Goal of the exercise » The records come next. Copy all of them exactly.

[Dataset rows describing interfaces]
++++

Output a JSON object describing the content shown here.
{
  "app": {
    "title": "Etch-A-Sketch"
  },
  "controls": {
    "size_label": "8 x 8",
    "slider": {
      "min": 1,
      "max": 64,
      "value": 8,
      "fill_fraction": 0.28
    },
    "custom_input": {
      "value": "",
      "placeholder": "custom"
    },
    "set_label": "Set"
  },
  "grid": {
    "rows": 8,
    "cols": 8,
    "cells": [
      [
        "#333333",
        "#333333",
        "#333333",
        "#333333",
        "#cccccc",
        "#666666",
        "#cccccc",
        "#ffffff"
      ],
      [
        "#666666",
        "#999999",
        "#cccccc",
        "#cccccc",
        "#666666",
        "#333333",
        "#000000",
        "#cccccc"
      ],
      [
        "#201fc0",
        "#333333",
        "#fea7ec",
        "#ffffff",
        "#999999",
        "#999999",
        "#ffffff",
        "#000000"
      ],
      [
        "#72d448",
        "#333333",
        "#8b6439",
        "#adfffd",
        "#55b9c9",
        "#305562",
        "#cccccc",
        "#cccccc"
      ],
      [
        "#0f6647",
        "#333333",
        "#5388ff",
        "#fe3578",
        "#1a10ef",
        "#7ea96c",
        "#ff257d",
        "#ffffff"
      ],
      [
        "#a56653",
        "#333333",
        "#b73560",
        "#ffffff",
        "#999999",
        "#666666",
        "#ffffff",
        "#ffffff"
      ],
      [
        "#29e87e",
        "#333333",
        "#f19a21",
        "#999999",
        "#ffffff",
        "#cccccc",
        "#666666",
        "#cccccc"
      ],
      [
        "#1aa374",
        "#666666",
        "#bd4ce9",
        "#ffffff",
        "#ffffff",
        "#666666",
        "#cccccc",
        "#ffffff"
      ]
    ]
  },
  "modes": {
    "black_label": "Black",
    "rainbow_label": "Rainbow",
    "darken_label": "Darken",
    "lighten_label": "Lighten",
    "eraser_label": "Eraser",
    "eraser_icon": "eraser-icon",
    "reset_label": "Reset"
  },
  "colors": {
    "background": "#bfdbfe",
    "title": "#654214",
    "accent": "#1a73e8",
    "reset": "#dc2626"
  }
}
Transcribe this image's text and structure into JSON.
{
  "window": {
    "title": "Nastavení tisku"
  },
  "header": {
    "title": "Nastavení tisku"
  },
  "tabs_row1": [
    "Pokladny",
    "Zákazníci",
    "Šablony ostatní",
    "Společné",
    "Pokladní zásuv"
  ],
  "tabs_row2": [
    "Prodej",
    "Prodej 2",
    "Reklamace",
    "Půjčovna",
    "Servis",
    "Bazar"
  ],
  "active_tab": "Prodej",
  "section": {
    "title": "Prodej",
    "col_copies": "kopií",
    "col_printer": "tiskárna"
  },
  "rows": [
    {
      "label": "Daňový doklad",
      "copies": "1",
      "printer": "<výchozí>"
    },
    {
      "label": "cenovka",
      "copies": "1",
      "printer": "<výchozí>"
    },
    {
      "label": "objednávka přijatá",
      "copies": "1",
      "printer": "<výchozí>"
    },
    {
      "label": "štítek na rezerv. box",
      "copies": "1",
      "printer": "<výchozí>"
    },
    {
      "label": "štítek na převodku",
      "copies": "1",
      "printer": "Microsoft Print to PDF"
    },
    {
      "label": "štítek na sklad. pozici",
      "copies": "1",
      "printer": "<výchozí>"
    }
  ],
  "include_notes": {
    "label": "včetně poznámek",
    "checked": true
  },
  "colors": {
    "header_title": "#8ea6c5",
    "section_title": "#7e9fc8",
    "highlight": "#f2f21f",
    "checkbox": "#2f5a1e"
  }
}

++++

Output for this exercise »
Output a JSON object describing the content shown here.
{
  "app": {
    "title": "Etch-A-Sketch"
  },
  "controls": {
    "size_label": "8 x 8",
    "slider": {
      "min": 1,
      "max": 64,
      "value": 8,
      "fill_fraction": 0.28
    },
    "custom_input": {
      "value": "",
      "placeholder": "custom"
    },
    "set_label": "Set"
  },
  "grid": {
    "rows": 8,
    "cols": 8,
    "cells": [
      [
        "#333333",
        "#333333",
        "#333333",
        "#333333",
        "#cccccc",
        "#666666",
        "#cccccc",
        "#ffffff"
      ],
      [
        "#666666",
        "#999999",
        "#cccccc",
        "#cccccc",
        "#666666",
        "#333333",
        "#000000",
        "#cccccc"
      ],
      [
        "#201fc0",
        "#333333",
        "#fea7ec",
        "#ffffff",
        "#999999",
        "#999999",
        "#ffffff",
        "#000000"
      ],
      [
        "#72d448",
        "#333333",
        "#8b6439",
        "#adfffd",
        "#55b9c9",
        "#305562",
        "#cccccc",
        "#cccccc"
      ],
      [
        "#0f6647",
        "#333333",
        "#5388ff",
        "#fe3578",
        "#1a10ef",
        "#7ea96c",
        "#ff257d",
        "#ffffff"
      ],
      [
        "#a56653",
        "#333333",
        "#b73560",
        "#ffffff",
        "#999999",
        "#666666",
        "#ffffff",
        "#ffffff"
      ],
      [
        "#29e87e",
        "#333333",
        "#f19a21",
        "#999999",
        "#ffffff",
        "#cccccc",
        "#666666",
        "#cccccc"
      ],
      [
        "#1aa374",
        "#666666",
        "#bd4ce9",
        "#ffffff",
        "#ffffff",
        "#666666",
        "#cccccc",
        "#ffffff"
      ]
    ]
  },
  "modes": {
    "black_label": "Black",
    "rainbow_label": "Rainbow",
    "darken_label": "Darken",
    "lighten_label": "Lighten",
    "eraser_label": "Eraser",
    "eraser_icon": "eraser-icon",
    "reset_label": "Reset"
  },
  "colors": {
    "background": "#bfdbfe",
    "title": "#654214",
    "accent": "#1a73e8",
    "reset": "#dc2626"
  }
}
Transcribe this image's text and structure into JSON.
{
  "window": {
    "title": "Nastavení tisku"
  },
  "header": {
    "title": "Nastavení tisku"
  },
  "tabs_row1": [
    "Pokladny",
    "Zákazníci",
    "Šablony ostatní",
    "Společné",
    "Pokladní zásuv"
  ],
  "tabs_row2": [
    "Prodej",
    "Prodej 2",
    "Reklamace",
    "Půjčovna",
    "Servis",
    "Bazar"
  ],
  "active_tab": "Prodej",
  "section": {
    "title": "Prodej",
    "col_copies": "kopií",
    "col_printer": "tiskárna"
  },
  "rows": [
    {
      "label": "Daňový doklad",
      "copies": "1",
      "printer": "<výchozí>"
    },
    {
      "label": "cenovka",
      "copies": "1",
      "printer": "<výchozí>"
    },
    {
      "label": "objednávka přijatá",
      "copies": "1",
      "printer": "<výchozí>"
    },
    {
      "label": "štítek na rezerv. box",
      "copies": "1",
      "printer": "<výchozí>"
    },
    {
      "label": "štítek na převodku",
      "copies": "1",
      "printer": "Microsoft Print to PDF"
    },
    {
      "label": "štítek na sklad. pozici",
      "copies": "1",
      "printer": "<výchozí>"
    }
  ],
  "include_notes": {
    "label": "včetně poznámek",
    "checked": true
  },
  "colors": {
    "header_title": "#8ea6c5",
    "section_title": "#7e9fc8",
    "highlight": "#f2f21f",
    "checkbox": "#2f5a1e"
  }
}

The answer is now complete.